Write out all of the records, keeping each one exactly as written.

- **DATA FOR ANALYSIS**
┄┄┄┄┄┄┄┄┄┄┄┄┄┄┄┄┄┄┄┄
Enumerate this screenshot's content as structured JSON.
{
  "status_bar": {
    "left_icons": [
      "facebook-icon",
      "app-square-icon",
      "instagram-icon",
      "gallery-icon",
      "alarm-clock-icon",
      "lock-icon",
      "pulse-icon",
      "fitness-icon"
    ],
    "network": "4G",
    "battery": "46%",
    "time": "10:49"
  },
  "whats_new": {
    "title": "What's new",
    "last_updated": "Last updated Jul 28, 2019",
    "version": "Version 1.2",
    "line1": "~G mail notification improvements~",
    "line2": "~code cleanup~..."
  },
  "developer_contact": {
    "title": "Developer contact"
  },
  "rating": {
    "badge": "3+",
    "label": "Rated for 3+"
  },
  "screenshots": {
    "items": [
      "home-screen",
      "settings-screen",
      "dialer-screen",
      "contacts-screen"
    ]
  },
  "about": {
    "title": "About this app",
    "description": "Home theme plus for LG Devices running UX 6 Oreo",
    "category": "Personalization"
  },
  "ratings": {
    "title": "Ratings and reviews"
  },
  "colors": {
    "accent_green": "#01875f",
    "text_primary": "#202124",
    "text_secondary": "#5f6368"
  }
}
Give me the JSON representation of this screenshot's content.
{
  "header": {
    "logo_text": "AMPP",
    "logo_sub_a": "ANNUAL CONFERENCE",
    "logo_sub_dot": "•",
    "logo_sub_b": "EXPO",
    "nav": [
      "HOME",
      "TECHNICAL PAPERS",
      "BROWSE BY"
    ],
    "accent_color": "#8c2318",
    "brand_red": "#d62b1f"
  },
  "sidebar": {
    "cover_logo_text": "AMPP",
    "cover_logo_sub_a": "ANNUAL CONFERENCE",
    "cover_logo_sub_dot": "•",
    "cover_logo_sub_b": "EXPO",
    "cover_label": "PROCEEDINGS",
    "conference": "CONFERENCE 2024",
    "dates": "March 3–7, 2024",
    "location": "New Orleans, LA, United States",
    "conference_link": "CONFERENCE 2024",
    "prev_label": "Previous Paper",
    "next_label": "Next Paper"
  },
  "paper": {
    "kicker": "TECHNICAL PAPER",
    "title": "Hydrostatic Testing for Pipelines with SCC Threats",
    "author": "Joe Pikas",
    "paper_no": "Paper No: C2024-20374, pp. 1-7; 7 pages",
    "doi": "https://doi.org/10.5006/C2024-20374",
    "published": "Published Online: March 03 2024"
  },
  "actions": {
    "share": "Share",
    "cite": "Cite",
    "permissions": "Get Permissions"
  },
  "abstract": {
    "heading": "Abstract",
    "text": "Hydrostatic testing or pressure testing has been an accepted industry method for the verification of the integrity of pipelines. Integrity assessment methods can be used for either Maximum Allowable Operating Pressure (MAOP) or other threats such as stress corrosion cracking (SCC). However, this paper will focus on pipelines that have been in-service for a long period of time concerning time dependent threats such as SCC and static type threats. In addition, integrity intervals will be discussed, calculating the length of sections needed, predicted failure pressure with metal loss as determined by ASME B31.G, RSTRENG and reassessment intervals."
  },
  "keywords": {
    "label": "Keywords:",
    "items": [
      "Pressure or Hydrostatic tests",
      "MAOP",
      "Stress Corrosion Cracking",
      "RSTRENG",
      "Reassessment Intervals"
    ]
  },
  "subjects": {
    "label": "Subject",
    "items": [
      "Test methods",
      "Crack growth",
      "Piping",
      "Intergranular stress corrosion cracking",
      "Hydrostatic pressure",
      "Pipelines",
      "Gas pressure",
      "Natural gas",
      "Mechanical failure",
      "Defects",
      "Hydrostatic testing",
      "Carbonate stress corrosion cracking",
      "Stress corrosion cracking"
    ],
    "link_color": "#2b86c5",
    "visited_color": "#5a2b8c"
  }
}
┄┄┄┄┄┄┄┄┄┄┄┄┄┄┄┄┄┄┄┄
- **TASK OUTPUT**
Enumerate this screenshot's content as structured JSON.
{
  "status_bar": {
    "left_icons": [
      "facebook-icon",
      "app-square-icon",
      "instagram-icon",
      "gallery-icon",
      "alarm-clock-icon",
      "lock-icon",
      "pulse-icon",
      "fitness-icon"
    ],
    "network": "4G",
    "battery": "46%",
    "time": "10:49"
  },
  "whats_new": {
    "title": "What's new",
    "last_updated": "Last updated Jul 28, 2019",
    "version": "Version 1.2",
    "line1": "~G mail notification improvements~",
    "line2": "~code cleanup~..."
  },
  "developer_contact": {
    "title": "Developer contact"
  },
  "rating": {
    "badge": "3+",
    "label": "Rated for 3+"
  },
  "screenshots": {
    "items": [
      "home-screen",
      "settings-screen",
      "dialer-screen",
      "contacts-screen"
    ]
  },
  "about": {
    "title": "About this app",
    "description": "Home theme plus for LG Devices running UX 6 Oreo",
    "category": "Personalization"
  },
  "ratings": {
    "title": "Ratings and reviews"
  },
  "colors": {
    "accent_green": "#01875f",
    "text_primary": "#202124",
    "text_secondary": "#5f6368"
  }
}
Give me the JSON representation of this screenshot's content.
{
  "header": {
    "logo_text": "AMPP",
    "logo_sub_a": "ANNUAL CONFERENCE",
    "logo_sub_dot": "•",
    "logo_sub_b": "EXPO",
    "nav": [
      "HOME",
      "TECHNICAL PAPERS",
      "BROWSE BY"
    ],
    "accent_color": "#8c2318",
    "brand_red": "#d62b1f"
  },
  "sidebar": {
    "cover_logo_text": "AMPP",
    "cover_logo_sub_a": "ANNUAL CONFERENCE",
    "cover_logo_sub_dot": "•",
    "cover_logo_sub_b": "EXPO",
    "cover_label": "PROCEEDINGS",
    "conference": "CONFERENCE 2024",
    "dates": "March 3–7, 2024",
    "location": "New Orleans, LA, United States",
    "conference_link": "CONFERENCE 2024",
    "prev_label": "Previous Paper",
    "next_label": "Next Paper"
  },
  "paper": {
    "kicker": "TECHNICAL PAPER",
    "title": "Hydrostatic Testing for Pipelines with SCC Threats",
    "author": "Joe Pikas",
    "paper_no": "Paper No: C2024-20374, pp. 1-7; 7 pages",
    "doi": "https://doi.org/10.5006/C2024-20374",
    "published": "Published Online: March 03 2024"
  },
  "actions": {
    "share": "Share",
    "cite": "Cite",
    "permissions": "Get Permissions"
  },
  "abstract": {
    "heading": "Abstract",
    "text": "Hydrostatic testing or pressure testing has been an accepted industry method for the verification of the integrity of pipelines. Integrity assessment methods can be used for either Maximum Allowable Operating Pressure (MAOP) or other threats such as stress corrosion cracking (SCC). However, this paper will focus on pipelines that have been in-service for a long period of time concerning time dependent threats such as SCC and static type threats. In addition, integrity intervals will be discussed, calculating the length of sections needed, predicted failure pressure with metal loss as determined by ASME B31.G, RSTRENG and reassessment intervals."
  },
  "keywords": {
    "label": "Keywords:",
    "items": [
      "Pressure or Hydrostatic tests",
      "MAOP",
      "Stress Corrosion Cracking",
      "RSTRENG",
      "Reassessment Intervals"
    ]
  },
  "subjects": {
    "label": "Subject",
    "items": [
      "Test methods",
      "Crack growth",
      "Piping",
      "Intergranular stress corrosion cracking",
      "Hydrostatic pressure",
      "Pipelines",
      "Gas pressure",
      "Natural gas",
      "Mechanical failure",
      "Defects",
      "Hydrostatic testing",
      "Carbonate stress corrosion cracking",
      "Stress corrosion cracking"
    ],
    "link_color": "#2b86c5",
    "visited_color": "#5a2b8c"
  }
}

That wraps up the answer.